** Opening Material for the task block **

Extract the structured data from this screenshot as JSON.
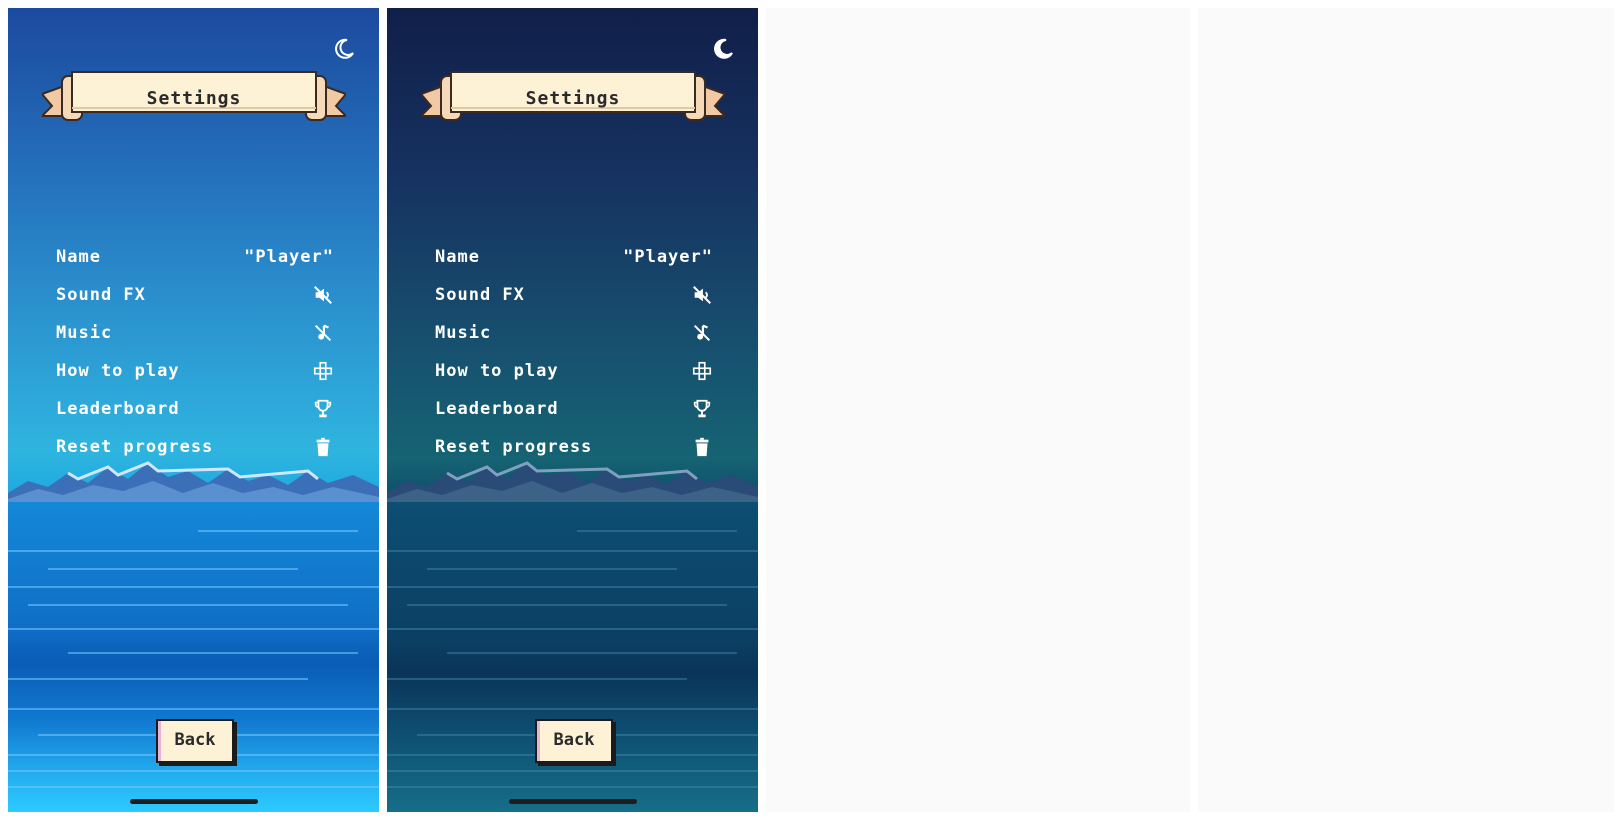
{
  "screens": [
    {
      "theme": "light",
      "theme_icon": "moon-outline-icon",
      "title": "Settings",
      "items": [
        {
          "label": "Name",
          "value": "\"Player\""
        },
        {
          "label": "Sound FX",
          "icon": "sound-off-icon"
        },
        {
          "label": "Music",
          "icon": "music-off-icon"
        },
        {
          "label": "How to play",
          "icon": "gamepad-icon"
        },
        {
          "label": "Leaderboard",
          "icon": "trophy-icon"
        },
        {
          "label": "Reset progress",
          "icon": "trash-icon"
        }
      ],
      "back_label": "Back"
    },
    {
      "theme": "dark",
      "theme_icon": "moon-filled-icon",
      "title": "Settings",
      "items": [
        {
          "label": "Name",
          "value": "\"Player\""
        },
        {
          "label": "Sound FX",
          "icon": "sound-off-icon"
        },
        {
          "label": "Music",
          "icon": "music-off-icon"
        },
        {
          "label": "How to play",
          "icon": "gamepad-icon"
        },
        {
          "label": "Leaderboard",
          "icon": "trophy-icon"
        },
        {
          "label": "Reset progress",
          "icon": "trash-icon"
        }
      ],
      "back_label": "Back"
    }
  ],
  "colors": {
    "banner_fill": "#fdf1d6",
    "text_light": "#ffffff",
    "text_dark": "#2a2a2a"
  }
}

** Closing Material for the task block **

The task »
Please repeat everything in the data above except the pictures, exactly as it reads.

Solution to this problem »
Extract the structured data from this screenshot as JSON.
{
  "screens": [
    {
      "theme": "light",
      "theme_icon": "moon-outline-icon",
      "title": "Settings",
      "items": [
        {
          "label": "Name",
          "value": "\"Player\""
        },
        {
          "label": "Sound FX",
          "icon": "sound-off-icon"
        },
        {
          "label": "Music",
          "icon": "music-off-icon"
        },
        {
          "label": "How to play",
          "icon": "gamepad-icon"
        },
        {
          "label": "Leaderboard",
          "icon": "trophy-icon"
        },
        {
          "label": "Reset progress",
          "icon": "trash-icon"
        }
      ],
      "back_label": "Back"
    },
    {
      "theme": "dark",
      "theme_icon": "moon-filled-icon",
      "title": "Settings",
      "items": [
        {
          "label": "Name",
          "value": "\"Player\""
        },
        {
          "label": "Sound FX",
          "icon": "sound-off-icon"
        },
        {
          "label": "Music",
          "icon": "music-off-icon"
        },
        {
          "label": "How to play",
          "icon": "gamepad-icon"
        },
        {
          "label": "Leaderboard",
          "icon": "trophy-icon"
        },
        {
          "label": "Reset progress",
          "icon": "trash-icon"
        }
      ],
      "back_label": "Back"
    }
  ],
  "colors": {
    "banner_fill": "#fdf1d6",
    "text_light": "#ffffff",
    "text_dark": "#2a2a2a"
  }
}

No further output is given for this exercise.